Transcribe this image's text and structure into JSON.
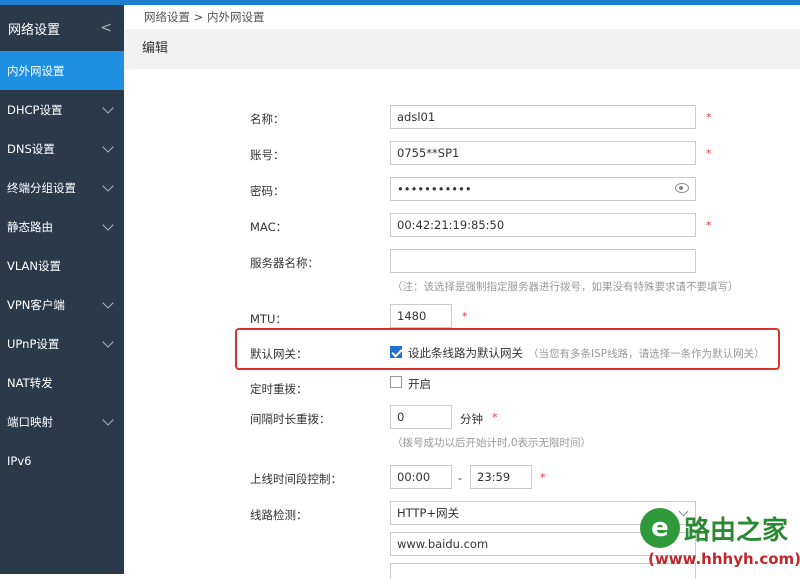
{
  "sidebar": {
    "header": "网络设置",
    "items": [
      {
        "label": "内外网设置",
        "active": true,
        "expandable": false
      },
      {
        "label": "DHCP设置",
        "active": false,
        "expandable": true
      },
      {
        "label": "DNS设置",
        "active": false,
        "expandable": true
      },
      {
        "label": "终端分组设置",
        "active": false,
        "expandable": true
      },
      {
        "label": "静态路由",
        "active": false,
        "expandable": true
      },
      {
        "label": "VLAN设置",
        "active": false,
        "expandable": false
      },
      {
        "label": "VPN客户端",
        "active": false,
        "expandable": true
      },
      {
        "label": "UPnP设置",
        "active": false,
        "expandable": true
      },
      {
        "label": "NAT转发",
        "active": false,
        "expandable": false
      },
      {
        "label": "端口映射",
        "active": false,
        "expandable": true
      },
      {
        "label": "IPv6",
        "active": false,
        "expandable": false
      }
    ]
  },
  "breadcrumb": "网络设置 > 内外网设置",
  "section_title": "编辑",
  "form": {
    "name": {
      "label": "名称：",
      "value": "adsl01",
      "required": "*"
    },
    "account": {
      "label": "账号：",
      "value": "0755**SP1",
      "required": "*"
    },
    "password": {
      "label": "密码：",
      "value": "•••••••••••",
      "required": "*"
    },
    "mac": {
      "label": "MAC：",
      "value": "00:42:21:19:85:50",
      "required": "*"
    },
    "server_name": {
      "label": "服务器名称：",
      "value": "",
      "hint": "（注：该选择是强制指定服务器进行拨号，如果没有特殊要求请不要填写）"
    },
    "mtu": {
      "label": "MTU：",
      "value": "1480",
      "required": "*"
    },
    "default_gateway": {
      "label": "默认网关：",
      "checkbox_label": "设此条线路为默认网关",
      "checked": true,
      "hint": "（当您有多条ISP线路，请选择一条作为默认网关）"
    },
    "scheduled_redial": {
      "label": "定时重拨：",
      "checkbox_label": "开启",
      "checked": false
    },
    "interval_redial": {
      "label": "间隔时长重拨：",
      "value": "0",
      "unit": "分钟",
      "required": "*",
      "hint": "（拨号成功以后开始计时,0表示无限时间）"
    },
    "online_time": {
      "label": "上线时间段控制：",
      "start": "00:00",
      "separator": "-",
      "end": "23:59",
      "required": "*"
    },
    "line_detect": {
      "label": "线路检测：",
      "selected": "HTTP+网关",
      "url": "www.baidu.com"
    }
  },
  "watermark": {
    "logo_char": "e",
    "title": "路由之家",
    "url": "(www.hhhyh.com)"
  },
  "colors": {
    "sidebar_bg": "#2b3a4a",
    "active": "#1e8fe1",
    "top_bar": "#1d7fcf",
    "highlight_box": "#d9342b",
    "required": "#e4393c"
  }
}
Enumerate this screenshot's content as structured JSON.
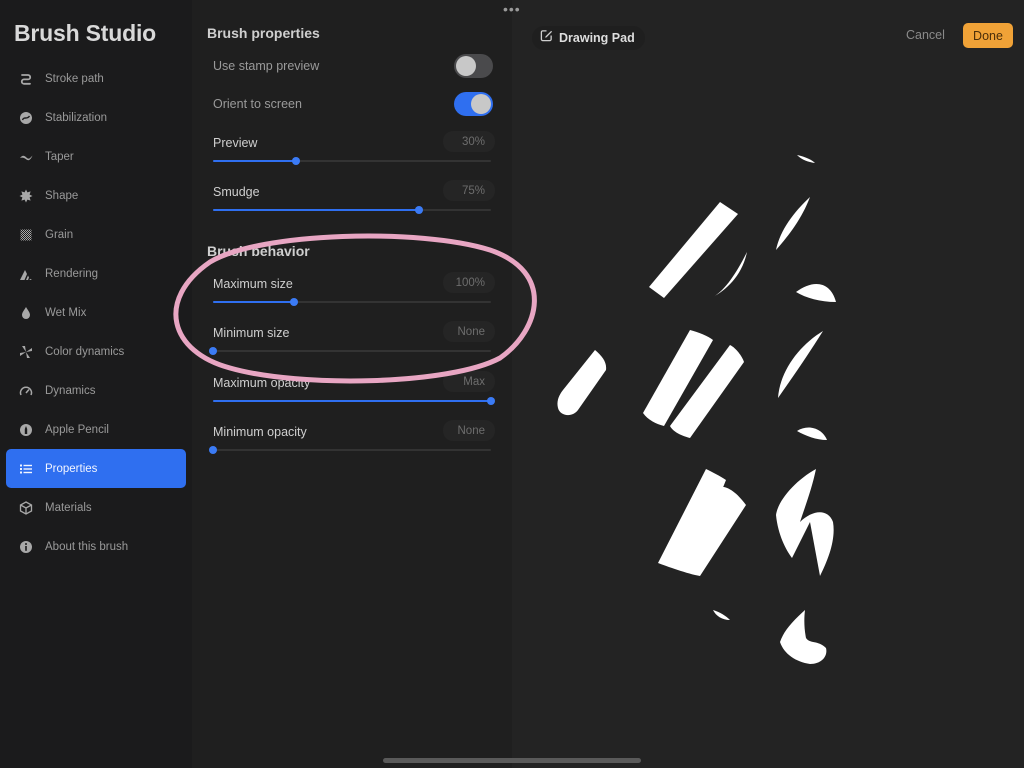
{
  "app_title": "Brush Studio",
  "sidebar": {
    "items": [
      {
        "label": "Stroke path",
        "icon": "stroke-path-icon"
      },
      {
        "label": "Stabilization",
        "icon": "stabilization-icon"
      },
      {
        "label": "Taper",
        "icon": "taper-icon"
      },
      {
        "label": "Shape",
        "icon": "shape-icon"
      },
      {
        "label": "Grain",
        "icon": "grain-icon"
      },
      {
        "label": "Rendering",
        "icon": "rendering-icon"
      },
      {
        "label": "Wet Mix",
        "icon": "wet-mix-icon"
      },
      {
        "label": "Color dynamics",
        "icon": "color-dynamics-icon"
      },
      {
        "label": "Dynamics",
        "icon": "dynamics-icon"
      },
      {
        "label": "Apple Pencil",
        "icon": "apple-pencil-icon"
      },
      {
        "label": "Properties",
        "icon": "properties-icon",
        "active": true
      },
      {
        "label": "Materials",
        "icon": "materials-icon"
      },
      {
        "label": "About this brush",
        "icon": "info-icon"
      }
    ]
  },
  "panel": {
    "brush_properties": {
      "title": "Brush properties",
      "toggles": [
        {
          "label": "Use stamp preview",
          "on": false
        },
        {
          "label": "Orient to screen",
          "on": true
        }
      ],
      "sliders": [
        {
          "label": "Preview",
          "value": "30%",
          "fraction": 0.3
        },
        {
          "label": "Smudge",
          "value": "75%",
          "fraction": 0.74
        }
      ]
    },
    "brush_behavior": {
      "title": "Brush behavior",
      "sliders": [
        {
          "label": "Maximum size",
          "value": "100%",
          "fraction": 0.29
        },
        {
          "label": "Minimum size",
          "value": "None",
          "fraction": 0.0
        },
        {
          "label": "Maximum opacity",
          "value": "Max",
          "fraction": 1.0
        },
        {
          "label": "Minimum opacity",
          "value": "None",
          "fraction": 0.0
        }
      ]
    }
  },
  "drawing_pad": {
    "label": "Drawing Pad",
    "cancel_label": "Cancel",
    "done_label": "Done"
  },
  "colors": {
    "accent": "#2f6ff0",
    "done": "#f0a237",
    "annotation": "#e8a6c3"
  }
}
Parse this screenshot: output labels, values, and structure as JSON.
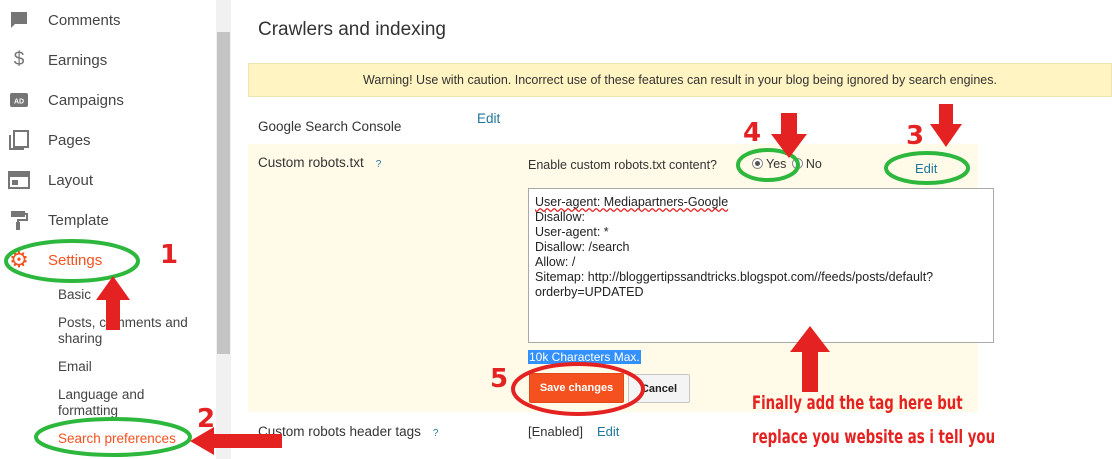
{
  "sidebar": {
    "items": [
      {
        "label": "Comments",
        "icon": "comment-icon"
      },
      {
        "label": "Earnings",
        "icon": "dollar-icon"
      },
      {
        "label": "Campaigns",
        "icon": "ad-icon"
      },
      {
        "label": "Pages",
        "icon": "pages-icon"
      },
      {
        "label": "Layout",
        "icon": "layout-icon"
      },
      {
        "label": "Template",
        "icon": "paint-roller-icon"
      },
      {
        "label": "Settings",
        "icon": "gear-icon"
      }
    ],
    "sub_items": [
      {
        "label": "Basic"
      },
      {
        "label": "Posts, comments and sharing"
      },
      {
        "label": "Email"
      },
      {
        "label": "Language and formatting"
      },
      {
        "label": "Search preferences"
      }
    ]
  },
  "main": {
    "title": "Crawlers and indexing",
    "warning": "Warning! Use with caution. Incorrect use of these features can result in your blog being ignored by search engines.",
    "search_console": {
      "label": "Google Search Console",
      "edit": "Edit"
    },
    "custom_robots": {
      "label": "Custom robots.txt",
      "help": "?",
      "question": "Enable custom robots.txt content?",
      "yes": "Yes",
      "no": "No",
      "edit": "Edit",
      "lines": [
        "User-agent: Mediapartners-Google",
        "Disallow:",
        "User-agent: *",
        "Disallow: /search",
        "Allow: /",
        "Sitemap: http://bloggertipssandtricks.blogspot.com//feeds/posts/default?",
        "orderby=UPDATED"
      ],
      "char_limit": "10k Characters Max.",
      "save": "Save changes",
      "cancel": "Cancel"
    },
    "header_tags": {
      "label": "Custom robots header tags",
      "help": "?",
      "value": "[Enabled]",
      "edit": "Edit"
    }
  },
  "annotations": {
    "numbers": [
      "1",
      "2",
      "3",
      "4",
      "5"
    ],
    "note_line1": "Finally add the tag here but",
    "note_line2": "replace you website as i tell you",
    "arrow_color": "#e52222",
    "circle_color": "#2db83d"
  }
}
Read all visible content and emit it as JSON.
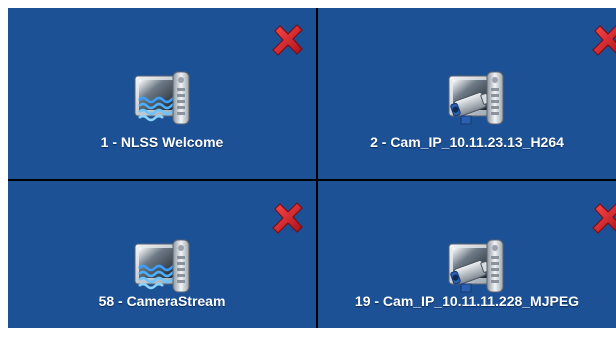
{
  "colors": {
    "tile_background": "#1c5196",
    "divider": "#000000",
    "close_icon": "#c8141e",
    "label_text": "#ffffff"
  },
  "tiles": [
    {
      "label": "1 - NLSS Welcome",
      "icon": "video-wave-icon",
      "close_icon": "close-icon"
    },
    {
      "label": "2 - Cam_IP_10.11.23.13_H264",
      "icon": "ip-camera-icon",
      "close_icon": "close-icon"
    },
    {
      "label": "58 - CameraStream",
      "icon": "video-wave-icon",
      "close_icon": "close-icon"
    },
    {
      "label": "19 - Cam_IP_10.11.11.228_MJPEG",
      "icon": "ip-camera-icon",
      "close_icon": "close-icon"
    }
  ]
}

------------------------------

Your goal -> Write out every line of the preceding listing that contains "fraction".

Completed exercise ->
          "fraction": 0.3
          "fraction": 0.74
          "fraction": 0.29
          "fraction": 0.0
          "fraction": 1.0
          "fraction": 0.0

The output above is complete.